Perhaps the most obvious indicator of Roseville Foxglove pottery are the handles found on the majority of the pieces. When it was introduced in the early 1940s, words such as “enchanting” and “delicate” were used to describe it. Those words were certainly accurate as Roseville Foxglove remains a collector’s favorite.

According to Mark Bassett’s Introducing Roseville Pottery, the pink and blue glazes will bring in handsome prices. In total, there were fifty-five shapes (although only fifty-three are shown in its factory stock pages), including several bowls, jardinières and a lovely Foxglove conch shell. There also exists at least one Foxglove vase that has double handles designed into it. It measures 6” and narrows in circumference the closer to the neck it gets. It’s really a very pretty design and shape. Also note, many of the Roseville Foxglove pieces have bases. In fact, several pieces appear to be resting on these raised bases.

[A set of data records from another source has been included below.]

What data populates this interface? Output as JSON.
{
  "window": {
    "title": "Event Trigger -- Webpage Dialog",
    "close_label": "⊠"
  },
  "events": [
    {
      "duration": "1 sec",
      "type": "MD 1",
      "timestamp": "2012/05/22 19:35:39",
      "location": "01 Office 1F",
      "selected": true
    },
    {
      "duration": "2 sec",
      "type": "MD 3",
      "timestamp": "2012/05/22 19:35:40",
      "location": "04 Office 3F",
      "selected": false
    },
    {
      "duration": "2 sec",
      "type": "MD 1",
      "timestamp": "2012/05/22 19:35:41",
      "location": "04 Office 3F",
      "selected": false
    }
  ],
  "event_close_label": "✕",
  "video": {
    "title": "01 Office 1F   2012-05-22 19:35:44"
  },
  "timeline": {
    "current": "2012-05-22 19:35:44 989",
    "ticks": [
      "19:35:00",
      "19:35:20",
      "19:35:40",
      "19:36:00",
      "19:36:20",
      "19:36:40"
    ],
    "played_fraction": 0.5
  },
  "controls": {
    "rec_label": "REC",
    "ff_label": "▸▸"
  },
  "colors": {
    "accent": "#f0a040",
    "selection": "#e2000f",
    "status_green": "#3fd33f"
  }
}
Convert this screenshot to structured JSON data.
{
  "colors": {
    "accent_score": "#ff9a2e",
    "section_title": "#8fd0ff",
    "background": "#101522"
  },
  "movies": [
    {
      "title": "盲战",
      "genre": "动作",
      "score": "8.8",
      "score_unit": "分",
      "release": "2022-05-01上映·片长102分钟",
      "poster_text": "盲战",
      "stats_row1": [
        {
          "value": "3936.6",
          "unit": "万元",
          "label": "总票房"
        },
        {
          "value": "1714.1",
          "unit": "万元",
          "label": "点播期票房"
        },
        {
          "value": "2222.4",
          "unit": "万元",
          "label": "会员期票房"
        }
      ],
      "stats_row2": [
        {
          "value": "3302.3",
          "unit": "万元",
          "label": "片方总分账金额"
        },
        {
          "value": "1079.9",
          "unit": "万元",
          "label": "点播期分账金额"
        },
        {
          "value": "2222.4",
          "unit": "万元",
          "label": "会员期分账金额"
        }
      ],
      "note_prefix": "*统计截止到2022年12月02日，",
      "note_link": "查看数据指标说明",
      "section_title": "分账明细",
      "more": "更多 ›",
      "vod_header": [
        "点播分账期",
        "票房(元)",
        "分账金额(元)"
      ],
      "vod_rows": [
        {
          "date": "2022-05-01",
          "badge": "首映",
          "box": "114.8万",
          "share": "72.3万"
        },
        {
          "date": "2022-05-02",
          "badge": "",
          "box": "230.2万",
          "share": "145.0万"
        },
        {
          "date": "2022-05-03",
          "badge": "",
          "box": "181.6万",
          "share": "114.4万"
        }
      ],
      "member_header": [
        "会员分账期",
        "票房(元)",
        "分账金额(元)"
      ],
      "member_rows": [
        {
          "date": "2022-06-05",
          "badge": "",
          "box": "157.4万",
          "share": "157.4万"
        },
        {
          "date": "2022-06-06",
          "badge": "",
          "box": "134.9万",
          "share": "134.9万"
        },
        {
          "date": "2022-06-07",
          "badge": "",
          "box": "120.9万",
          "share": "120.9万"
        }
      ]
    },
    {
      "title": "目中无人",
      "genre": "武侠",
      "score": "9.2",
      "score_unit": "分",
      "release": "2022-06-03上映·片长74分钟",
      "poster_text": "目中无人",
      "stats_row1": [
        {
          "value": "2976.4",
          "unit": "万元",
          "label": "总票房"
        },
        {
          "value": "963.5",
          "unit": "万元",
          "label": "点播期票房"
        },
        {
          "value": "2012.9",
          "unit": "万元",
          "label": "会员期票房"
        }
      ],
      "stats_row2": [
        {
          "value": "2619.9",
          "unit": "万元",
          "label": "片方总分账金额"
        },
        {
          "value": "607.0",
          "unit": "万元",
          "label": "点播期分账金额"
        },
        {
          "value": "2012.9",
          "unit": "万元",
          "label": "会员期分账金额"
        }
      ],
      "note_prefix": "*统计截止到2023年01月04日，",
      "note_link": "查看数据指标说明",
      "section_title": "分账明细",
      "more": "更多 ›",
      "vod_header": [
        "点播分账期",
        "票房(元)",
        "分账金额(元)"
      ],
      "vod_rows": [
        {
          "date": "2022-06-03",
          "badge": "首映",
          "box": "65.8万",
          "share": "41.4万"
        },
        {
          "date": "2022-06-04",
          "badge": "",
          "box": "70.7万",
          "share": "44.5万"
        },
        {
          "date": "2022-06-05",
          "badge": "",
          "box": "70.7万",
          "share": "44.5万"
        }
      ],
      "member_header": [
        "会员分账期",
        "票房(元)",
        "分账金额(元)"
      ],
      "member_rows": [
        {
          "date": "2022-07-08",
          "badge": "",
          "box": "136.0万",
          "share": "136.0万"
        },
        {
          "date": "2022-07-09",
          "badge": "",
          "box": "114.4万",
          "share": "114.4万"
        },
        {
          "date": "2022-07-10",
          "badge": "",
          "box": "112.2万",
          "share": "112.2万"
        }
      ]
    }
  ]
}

Also, note the varying heights within each piece. These artistic efforts really added to the overall beauty, as they add dimension and depth. Depending on which colors you find, the flowers will be colored accordingly. For instance, on the red pieces (actually, the color appears more of a deep brownish/red), the flowers will be shaded in pink. On the blue or green Foxglove pieces, you’ll notice flowers in pink, yellow or even white. Regardless, they’re all beautiful. [Read more…]